There are many tips ranging from universal power strip, plug adapters, slip-on shoes – you might have to take off your shoes when you enter temples to ear plugs to stay calm from the noises on the street. If you have additional questions that are not answered on our website, you may contact us at email@example.com
You can withdraw Indian Rupees from most ATMS, there are many international banks available in India. Fees may apply depending on your bank or credit card provider. It is recommended that you let your banking and credit card company/s know (in advance) that you are traveling to India. At that time, ask about their foreign transaction fees.
Exchange US dollars at India banks; there are better rates in small exchange outlets. Ask your guide for the best places. Some hotels may also exchange money.

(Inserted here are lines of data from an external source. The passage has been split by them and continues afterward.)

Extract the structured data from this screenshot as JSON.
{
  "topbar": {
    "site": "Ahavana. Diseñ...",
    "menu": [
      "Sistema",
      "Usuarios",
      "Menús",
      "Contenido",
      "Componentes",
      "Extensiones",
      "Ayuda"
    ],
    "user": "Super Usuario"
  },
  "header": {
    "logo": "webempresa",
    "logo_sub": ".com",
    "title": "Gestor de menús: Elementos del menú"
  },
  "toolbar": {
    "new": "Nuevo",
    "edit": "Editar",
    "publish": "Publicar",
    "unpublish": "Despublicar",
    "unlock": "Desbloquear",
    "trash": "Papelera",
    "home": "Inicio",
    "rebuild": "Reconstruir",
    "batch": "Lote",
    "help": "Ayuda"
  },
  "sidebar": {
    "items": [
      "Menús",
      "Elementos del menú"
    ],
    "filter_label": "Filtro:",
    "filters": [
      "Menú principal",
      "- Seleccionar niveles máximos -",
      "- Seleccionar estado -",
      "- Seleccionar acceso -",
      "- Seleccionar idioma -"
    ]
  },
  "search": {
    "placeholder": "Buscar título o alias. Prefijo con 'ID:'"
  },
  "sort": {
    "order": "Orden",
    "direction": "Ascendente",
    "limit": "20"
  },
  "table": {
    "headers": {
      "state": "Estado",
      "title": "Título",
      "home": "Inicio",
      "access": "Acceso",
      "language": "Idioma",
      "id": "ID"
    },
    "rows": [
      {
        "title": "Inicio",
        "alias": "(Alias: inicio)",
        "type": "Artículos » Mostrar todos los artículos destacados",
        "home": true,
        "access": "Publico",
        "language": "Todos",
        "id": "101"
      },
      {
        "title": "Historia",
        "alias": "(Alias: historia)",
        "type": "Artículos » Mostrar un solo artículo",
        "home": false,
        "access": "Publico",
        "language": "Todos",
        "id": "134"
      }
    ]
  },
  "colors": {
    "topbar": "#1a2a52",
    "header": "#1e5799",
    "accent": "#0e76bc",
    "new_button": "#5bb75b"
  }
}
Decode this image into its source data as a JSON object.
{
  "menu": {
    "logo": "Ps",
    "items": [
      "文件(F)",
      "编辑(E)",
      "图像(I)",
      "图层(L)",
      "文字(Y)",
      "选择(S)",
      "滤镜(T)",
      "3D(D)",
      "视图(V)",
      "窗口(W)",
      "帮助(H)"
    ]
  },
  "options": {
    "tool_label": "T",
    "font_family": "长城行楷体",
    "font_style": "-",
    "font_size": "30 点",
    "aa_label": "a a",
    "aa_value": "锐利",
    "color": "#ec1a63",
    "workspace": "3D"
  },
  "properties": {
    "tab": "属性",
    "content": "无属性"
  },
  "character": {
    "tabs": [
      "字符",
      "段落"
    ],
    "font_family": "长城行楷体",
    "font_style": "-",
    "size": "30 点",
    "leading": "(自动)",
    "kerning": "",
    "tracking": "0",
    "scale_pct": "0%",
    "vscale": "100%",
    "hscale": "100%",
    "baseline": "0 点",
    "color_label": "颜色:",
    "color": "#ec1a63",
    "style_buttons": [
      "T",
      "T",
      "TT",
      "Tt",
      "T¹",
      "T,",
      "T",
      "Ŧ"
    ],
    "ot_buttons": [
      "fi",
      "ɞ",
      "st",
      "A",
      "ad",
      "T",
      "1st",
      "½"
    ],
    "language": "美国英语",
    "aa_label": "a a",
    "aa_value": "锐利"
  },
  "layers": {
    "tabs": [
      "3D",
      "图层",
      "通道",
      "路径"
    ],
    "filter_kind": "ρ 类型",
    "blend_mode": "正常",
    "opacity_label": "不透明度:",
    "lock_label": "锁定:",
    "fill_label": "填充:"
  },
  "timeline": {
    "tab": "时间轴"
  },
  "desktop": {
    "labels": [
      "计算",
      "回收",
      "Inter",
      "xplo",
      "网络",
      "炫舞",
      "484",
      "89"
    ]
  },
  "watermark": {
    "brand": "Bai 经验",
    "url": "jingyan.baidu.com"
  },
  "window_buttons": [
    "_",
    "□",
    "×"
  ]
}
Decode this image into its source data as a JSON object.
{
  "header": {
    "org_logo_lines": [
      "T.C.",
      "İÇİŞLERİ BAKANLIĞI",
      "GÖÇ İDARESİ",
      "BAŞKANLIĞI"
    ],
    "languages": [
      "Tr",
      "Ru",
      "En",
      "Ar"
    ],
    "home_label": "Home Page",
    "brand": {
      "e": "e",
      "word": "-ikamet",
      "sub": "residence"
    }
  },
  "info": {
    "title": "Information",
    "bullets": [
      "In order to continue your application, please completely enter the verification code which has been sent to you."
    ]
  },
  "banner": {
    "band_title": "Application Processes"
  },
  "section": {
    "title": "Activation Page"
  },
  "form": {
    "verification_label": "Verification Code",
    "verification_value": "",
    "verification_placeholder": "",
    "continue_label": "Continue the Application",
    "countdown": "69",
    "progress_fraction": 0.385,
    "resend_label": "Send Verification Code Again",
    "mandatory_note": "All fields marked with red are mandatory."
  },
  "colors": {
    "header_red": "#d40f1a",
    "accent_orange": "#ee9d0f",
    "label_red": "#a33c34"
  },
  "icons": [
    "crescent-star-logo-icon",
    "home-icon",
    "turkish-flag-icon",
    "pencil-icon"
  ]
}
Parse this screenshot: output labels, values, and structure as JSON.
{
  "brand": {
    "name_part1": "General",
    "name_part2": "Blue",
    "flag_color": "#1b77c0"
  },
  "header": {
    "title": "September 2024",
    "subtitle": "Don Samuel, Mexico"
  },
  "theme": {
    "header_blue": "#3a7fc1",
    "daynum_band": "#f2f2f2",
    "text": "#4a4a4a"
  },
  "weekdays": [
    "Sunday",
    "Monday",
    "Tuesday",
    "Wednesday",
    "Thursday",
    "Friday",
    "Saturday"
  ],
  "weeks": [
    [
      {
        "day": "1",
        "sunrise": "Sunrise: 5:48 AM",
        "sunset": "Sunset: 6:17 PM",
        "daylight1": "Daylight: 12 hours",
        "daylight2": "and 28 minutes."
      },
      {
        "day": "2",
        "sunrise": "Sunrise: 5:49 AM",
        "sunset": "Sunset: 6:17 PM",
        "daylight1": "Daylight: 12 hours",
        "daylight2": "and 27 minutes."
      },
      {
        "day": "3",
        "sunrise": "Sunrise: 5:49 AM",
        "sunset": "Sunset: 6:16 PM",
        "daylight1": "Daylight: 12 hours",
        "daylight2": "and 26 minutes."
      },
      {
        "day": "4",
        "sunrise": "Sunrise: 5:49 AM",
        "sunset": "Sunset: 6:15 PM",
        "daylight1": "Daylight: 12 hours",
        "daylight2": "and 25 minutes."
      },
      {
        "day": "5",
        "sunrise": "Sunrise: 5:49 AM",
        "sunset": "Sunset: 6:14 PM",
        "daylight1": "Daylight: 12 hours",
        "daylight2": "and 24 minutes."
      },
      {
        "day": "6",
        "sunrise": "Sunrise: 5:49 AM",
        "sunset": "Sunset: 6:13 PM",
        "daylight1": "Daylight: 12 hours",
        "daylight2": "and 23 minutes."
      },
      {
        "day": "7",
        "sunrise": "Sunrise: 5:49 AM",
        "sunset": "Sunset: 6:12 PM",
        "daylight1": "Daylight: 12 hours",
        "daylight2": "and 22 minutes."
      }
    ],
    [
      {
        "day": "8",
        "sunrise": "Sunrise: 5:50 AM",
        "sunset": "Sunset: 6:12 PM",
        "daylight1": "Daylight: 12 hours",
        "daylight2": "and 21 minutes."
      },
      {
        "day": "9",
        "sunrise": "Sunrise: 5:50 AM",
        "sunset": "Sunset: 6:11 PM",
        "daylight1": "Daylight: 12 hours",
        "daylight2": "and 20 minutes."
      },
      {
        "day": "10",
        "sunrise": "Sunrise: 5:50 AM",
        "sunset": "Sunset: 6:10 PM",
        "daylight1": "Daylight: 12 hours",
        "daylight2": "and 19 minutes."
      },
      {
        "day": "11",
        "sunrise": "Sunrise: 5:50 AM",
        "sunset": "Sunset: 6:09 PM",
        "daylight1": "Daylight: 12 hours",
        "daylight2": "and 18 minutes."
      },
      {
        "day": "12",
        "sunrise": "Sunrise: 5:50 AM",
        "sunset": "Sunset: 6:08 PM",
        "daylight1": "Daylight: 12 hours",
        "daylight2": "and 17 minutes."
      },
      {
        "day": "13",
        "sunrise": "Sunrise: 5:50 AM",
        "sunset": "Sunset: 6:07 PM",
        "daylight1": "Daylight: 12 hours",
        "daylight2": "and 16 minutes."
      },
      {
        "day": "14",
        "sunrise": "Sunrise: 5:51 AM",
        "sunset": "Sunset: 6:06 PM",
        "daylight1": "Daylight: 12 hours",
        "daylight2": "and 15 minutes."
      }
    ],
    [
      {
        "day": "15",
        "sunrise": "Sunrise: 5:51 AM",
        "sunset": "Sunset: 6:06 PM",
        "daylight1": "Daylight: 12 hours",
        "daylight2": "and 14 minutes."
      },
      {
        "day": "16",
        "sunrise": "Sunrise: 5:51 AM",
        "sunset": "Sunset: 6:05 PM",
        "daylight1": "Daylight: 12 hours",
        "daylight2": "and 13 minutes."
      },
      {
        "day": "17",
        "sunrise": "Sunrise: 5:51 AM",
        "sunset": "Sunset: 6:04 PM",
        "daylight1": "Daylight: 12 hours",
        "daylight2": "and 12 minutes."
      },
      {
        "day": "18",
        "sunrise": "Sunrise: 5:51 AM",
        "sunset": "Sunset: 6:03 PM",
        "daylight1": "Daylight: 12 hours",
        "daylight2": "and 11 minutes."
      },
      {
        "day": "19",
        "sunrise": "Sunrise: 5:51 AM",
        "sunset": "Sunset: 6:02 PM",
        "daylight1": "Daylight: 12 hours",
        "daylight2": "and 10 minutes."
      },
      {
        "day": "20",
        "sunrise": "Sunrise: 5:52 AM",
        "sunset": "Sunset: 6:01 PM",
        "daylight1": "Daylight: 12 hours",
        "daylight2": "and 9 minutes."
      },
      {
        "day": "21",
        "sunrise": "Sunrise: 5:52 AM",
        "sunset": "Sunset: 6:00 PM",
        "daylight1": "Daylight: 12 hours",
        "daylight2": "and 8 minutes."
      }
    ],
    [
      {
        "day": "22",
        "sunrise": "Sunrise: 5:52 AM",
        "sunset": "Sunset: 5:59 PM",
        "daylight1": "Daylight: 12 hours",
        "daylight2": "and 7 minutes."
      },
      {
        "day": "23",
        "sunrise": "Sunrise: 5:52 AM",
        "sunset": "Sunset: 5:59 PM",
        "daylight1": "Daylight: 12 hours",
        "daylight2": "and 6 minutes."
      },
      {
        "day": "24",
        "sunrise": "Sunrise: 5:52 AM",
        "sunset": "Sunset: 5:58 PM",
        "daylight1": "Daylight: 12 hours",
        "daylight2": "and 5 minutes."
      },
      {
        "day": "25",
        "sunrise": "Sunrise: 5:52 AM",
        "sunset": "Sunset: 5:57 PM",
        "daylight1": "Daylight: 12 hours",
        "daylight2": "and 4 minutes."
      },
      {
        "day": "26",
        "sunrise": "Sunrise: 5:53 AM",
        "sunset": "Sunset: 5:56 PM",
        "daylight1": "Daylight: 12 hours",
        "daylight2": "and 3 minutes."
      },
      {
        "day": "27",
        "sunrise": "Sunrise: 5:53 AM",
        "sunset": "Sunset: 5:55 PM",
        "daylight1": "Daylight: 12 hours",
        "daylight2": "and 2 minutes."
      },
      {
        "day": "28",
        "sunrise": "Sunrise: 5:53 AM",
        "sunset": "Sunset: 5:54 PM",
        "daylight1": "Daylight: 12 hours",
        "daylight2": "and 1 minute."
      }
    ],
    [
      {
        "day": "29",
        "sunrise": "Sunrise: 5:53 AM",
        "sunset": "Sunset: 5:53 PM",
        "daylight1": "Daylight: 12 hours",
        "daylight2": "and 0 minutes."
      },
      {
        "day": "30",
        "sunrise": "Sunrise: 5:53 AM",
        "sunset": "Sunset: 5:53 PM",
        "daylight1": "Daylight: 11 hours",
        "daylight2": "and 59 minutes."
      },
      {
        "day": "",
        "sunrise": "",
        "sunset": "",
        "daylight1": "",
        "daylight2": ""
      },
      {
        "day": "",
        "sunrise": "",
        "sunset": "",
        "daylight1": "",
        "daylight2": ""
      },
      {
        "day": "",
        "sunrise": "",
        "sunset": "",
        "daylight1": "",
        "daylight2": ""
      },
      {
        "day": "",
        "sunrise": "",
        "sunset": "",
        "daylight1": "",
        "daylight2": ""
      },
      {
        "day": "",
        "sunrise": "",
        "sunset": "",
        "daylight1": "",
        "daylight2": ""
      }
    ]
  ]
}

If you are entering restaurants as a group; splitting up the bill could be tough due to the different currency. Unless otherwise arranged by your guide, it is advisable to ask for separate bills before ordering in order to pay individually.
- A roll of toilet paper or a pack of baby wipes (aka handi-wipes)
- Hand sanitizer
- Probiotic pills
Hospitality in India is warm. People would love to help you in many ways they can, be it directions, making way for you to enter religious establishments, or simply welcome you with a smile. Most of the places are quite crowded and you get things done slow; you will have to accept that in India. Common Indian Customs:
- Remove shoes when entering religious buildings or someone’s home, unless otherwise instructed
- Offer food/drink/etc. with your right hand (unless you are eating, then you can use your left)
- Eating with your right hand is common, though silverware is widely available
- Hand washing before and after dinner (sometimes there is a sink outside the restroom for this purpose)
- Generally, public displays of affection (PDA) between men and women is frowned upon
If you are traveling from the US, please review the immunization schedule recommended by the CDC: http://wwwnc.cdc.gov/travel/destinations/traveler/none/india
It is recommended to start vaccinations 4-6 weeks prior to visiting India.
Please discuss with your doctor about your individual health conditions and vaccinations required.
Search for a “travel clinic” near you via Google search.
Some vaccines that are most commonly issued before traveling to India are: Hepatitis A, Typhoid vaccines, and Hepatitis B. Optional oral medication can be prescribed for Malaria prevention. If you are planning to travel to rural areas ask your doctor about a vaccine for Japanese Encephalitis and Rabies. Yellow fever vaccine is conditional. There is no risk of yellow fever in India. The government of India requires proof of yellow fever vaccination only if you are arriving from a country with risk of yellow fever. This does not include the USA.
Yes, a valid passport and visa are required to travel to India. You can have your entire visa application processed through a private visa processing company, Travisa to which the entire visa application is recently outsourced. The process might take upto 4 weeks, though Travisa claims to process the application in 7-9 business days. Find more information here – http://india.travisa.com/
You don’t find beggars everywhere in India. They are mainly seen around religious establishments and it’s the best to walk away from them as helping one can bring many others to you. Also some hawkers may force you to buy their wares, say a firm ‘No’, avoid eye contact and walk away. It is advised for women to travel in groups, especially at night.
We take our clients only to authentic shops run by the state for clothing, jewellery and artisan purchases. At state-run establishments, you do not have to bargain and the prices are displayed on all items. If you must buy something from small vendors on street, start at half the price of what’s quoted.
Please note, if you have no intentions of purchasing something, it’s better not to enter the street shops unless accompanied by a guide.
You may buy one of these in India. They can be cheap and are available in most shops. You may also buy an universal power strip which can handle most of your electronic gadgets; including phone, camera, laptop etc. This way you can charge many gadgets at a time.
Please note: most plug adaptors you buy in India are not voltage converters. If you have devices (electric shaver, hair dryer, etc.) that only operate on 110V, it is advised to buy a voltage converter. Some “international” hotels will have a 110V outlet in the bathroom.